Louie, Ep. 3.06: “Barney/Never” the show’s most straight-up comic outing in ages
Louie, Season 3, Episode 6: “Barney/Never”
Written by Louis C.K.
Directed by Louis C.K.
Airs hursdays at 10:30pm ET
After a few especially sober, dry outings, Louie dips back into ouright comedic territory with “Berney/Never,” a bipartite episode with a pretty clear theme: shitty people, and the people who love and hate them unconditionally.
In the first part, Robin Williams guests as Robin (no relation), the only other mourner besides Louie at the burial of Barney, a shared acquaintance. After exchanging a few pleasantries, they’re relieved to discover they both absolutely hated the guy, a funny-voiced thief and cad who seemingly never did a good turn for anyone.
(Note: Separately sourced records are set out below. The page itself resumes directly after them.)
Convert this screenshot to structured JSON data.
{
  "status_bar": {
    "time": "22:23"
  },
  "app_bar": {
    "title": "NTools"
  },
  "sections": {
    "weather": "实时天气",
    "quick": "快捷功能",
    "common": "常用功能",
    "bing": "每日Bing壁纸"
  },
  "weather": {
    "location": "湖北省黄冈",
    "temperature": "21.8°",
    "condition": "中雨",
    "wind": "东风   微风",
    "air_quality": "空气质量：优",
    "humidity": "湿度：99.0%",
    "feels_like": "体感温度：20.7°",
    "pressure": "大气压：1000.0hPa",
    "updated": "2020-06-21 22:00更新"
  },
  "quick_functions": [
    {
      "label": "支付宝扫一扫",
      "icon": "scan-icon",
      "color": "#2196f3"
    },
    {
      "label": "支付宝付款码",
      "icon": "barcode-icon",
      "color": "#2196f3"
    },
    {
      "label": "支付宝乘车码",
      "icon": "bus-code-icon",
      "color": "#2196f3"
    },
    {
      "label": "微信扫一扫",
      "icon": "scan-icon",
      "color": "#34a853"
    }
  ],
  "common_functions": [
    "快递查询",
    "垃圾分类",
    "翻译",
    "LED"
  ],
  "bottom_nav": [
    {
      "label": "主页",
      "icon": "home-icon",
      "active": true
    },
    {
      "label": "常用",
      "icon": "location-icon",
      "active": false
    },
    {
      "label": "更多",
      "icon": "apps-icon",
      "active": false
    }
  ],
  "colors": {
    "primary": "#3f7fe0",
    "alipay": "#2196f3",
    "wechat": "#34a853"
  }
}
Their morbid curiosity leads them to a strip club he frequented, and when they arrive there to announce Barney’s passing, the strippers and the rest of the staff break down in a mass orgy of tears set to Night Ranger’s “Sister Christian.” I imagine this segment to have been reverse-engineered from that concept. I want to see a roomful of strippers crying to “Sister Christian.” Regardless, it’s a very funny visual, and Williams is notably low-key throughout, given that he’s probably the most famous guest star the show’s had yet. (He made a similarly muss-free appearance on Wilfred in its second-season premiere.)
A little more of the episode is taken up with Louie’s adventures with Never (Jeremy Shinder), an overindulged little twerp who delights in causing panic and discord wherever possible, and whose mother forbids him to eat anything containing “carbon,” seemingly unaware that carbon is a basic building block for most of the world’s matter. (Shades of the “Level 5 vegan” on The Simpsons who won’t eat anything that casts a shadow.) Never is as good a conduit as any for CK to dive back into the topic of parenting, which hasn’t been nearly as present this season, having taken a backseat to the troubles of adult dating. Inasmuch as “Never” has a thesis, it seems to be that assholes like Barney can only crop up when their parents are too busy scheduling vagina-removal procedures to properly discipline the little demons that they’ve set loose on the world.
Personal piece based on an article by The Atlantic Monthly describing Louis CK’s comedy style. Wanted to explore lighting and using other figures as framing devices in this piece. Also tried to show the duality present in Louis’ comedy.
You can read the original article here, http://www.theatlantic.com/magazine/archive/2012/05/the-filthy-moralist/8940/.
Louis C.K. by Tom Trager